Solved - it's a R.O.F.B. However, the following ramblings show just how far one can be led astray….
Falling into non of the more common categories associated with watch and clockmaker's lathes as defined by their type of bed - Geneva, WW (Webster Whitcombe) and the less common triangular and bevel-topped types - this little lathe appears to have a headstock spindle that runs in ball races.
There is a chance that it might be an early version of the English IME, certain styling clues - especially the shape of the headstock bearings and their knurled dust ring covers - leading to this tentative opinion. However, certain elements of older Andra & Zwingenberger watchmaker's lathes are also somewhat similar, including the bed, the front elevation profile of the headstock, the use of various bevelled faces and the knurled wheel on the front face of the tailstock - the latter found below and behind the same component on other models from different eras.

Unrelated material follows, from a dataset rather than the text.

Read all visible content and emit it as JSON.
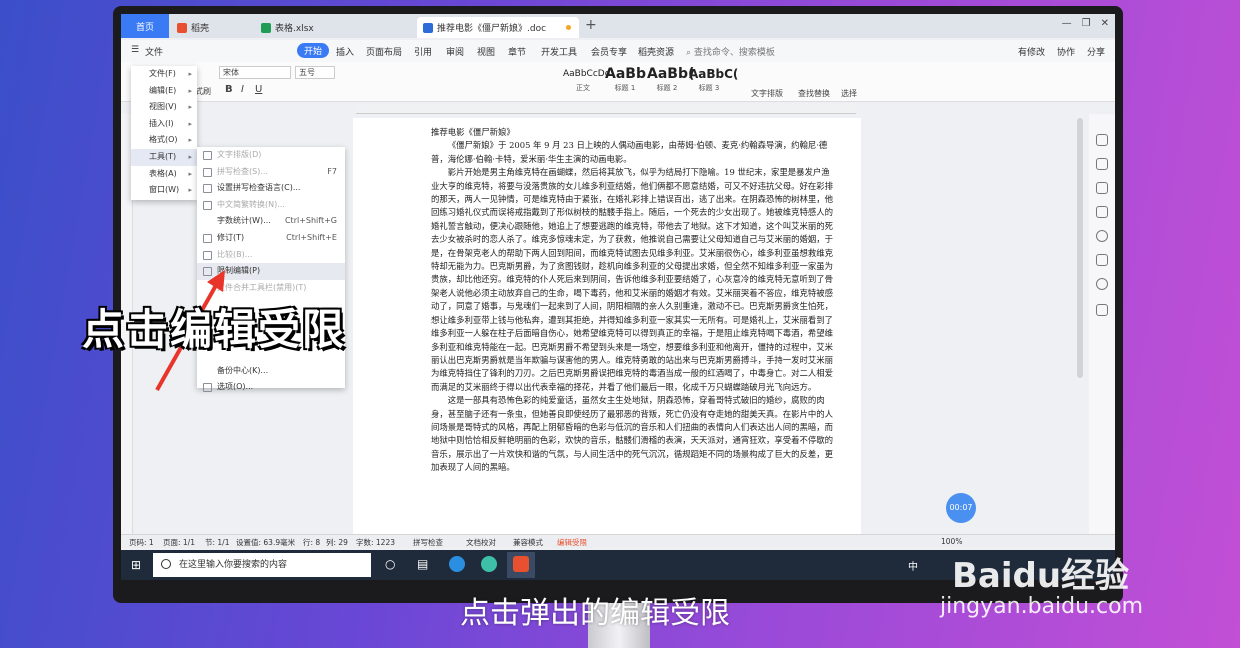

One advanced feature of this lathe - first found on this class of machine during the late 1940s - is the use of an integrated support plate, complete with a motor mount and built-in switchgear. Examples of this trend towards greater neatness of construction can be seen in contemporary lathes from Leinen, some models by Pultra, the previously-mentioned IME Company - and the rather special Boley F1